The Socialists united with the Progressives to put forth a unified ticket with governor of New York Mario Cuomo and Missouri representative Dick Gephardt (who would go on to be Progressive Al Gore's running mate in 1992). Initially thought to be dead-in-the-water against Kemp, Cuomo was able to battle back into the running, even taking the lead in the poles occasionally. Cuomo didn't share Kemp's same hardline attitude toward the new breakaway republics. Actually, Cuomo's position on the RNE and ROP was to the contrary of Kemp's, as he supported full acknowledgment of the new nations.
The Moderates only had ballot access in a few states, for the first time in their history. Considering that the biggest issue entering the election of 1988 were the Secessions of 1986, and that it was rather impossible to be "moderate" on that issues (you were either pro-secession or anti-secession), the only candidates who came forward were obscure ones.
Bold denotes the party's nominee.
The Progressives again pledged to endorse the Socialist nominees. The Vice Presidential nominee, Dick Gephardt, would switch from the Socialist Party to the Progressive Party in 1989.
Governor Mario Cuomo, New York
Representative Dick Gephardt, Missouri
Reverend Jesse Jackson, South Carolina
Senator Lloyd Bentsen, Texas
Senator Gary Hart, Colorado
Senator Paul Simon, Illinois
Former Governor Bruce Babbit, Arizona
The Socialist nomination was hard fought, as Delaware Sen. Joe Biden was initially expected to be the frontrunner, but he soon dropped out for undisclosed reasons, throwing the nomination wide open. Governor Mario Cuomo soon took the lead, but the left-wing African-American Reverend from South Carolina, Jesse Jackson, soon surged back, winning the South Carolina primary and taking states with large black populations. Eventually Jackson faded and allowed Cuomo to get the nomination.
There were rumors that Cuomo would rather have had Jackson as his Vice Presidential candidate than Gephardt, but many Socialist Party members with a large amount of pull dissuaded Cuomo away from that, thinking that an Italian-American Catholic and an African-American preacher on the same ticket could be detrimental to the ticket overall. Gephardt was chosen instead of Jackson.
The upstart Conservative Party was founded in response to the Christian Democratic Party, and were previously small and out of the public eye.

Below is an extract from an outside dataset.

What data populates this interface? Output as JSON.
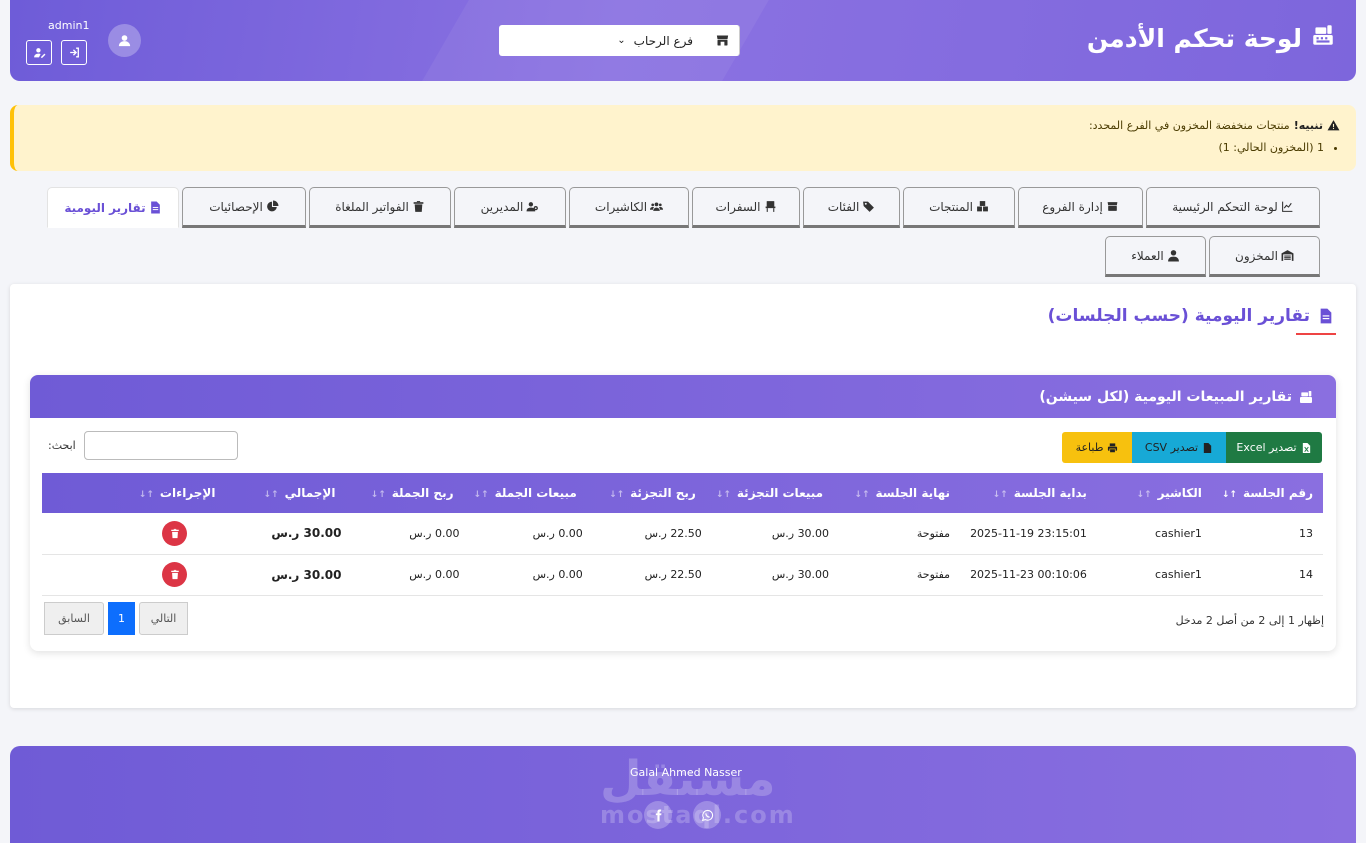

However, after the mass exodus from the Christian Democratic Party in 1986 and 1987 following the Secessions of 1986, the CDP collapsed and the majority of the members went to the Conservative Party. This was their first primary and first convention.
Representative Jack Kemp, New York
Secretary of State Alexander Haig, Pennsylvania
Former Secretary of Defense Donald Rumsfeld, Illinois
Former Director of the CIA George Bush, Texas
Former Senator Paul Laxalt, Nevada
Ben Fernandez, Nevada
David Duke, Louisiana
The only real candidates in the 1988 Conservative primary were Kemp and Haig, and it was quite clear from the outset that they would win the nomination.
While ballots were sent to New England and the West Coast, the FEC received no results back from the independent states.
In the remaining states, Jack Kemp won small victories over Mario Cuomo, and soon the election was all but decided in his favor.
The election was narrow, and Cuomo actually took the lead a couple of times. Ultimately, however, without New England and the west coast, Cuomo was sunk.
Proposed during the lame-duck session of congress following the election, the "Kerrey Amendment" (proposed by Nebraska Sen. Bob Kerrey) reduced the number of electoral votes needed to win the election by subtracting the electoral votes the seceded states had from 270, resulting in an overall electoral margin of 170 to win.